-------- Dataset entries --------

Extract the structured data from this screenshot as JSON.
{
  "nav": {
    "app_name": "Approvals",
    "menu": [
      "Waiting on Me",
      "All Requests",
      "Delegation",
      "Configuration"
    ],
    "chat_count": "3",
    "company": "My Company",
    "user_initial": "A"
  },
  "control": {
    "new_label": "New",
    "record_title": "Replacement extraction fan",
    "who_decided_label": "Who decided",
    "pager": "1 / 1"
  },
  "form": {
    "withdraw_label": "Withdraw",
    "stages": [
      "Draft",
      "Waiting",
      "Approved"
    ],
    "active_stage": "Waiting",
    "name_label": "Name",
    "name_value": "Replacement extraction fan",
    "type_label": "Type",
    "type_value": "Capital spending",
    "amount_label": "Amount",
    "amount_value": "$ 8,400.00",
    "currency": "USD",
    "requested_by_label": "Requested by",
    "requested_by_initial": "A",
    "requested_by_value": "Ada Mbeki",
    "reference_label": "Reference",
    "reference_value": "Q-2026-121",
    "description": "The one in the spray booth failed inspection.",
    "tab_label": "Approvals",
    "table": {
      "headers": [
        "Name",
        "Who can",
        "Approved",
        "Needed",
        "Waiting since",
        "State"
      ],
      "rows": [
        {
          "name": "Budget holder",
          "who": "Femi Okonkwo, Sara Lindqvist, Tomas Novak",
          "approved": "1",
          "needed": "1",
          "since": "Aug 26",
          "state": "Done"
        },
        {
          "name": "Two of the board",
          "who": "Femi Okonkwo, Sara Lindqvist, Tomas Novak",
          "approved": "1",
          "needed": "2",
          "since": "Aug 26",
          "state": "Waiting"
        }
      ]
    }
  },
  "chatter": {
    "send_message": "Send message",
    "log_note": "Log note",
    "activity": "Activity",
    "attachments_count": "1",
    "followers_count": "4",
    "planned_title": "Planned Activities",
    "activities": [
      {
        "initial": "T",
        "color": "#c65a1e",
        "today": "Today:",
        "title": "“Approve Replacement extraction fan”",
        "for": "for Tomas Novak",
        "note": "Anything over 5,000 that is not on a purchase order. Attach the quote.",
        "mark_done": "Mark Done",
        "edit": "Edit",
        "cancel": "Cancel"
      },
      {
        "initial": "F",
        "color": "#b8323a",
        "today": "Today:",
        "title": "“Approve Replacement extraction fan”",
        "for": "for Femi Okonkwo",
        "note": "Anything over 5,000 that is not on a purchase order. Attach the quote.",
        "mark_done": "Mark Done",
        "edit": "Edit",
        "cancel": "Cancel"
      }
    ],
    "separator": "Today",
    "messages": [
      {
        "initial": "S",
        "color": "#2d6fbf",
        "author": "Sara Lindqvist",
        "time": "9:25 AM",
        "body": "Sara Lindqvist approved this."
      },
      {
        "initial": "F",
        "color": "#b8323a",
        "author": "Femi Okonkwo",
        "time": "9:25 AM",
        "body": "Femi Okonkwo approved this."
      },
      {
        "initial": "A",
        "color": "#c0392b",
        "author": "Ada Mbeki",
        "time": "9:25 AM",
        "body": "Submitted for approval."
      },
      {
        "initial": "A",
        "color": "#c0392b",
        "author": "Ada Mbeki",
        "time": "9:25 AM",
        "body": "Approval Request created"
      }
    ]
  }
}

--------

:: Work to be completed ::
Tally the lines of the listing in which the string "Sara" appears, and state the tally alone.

:: Output of the task ::
4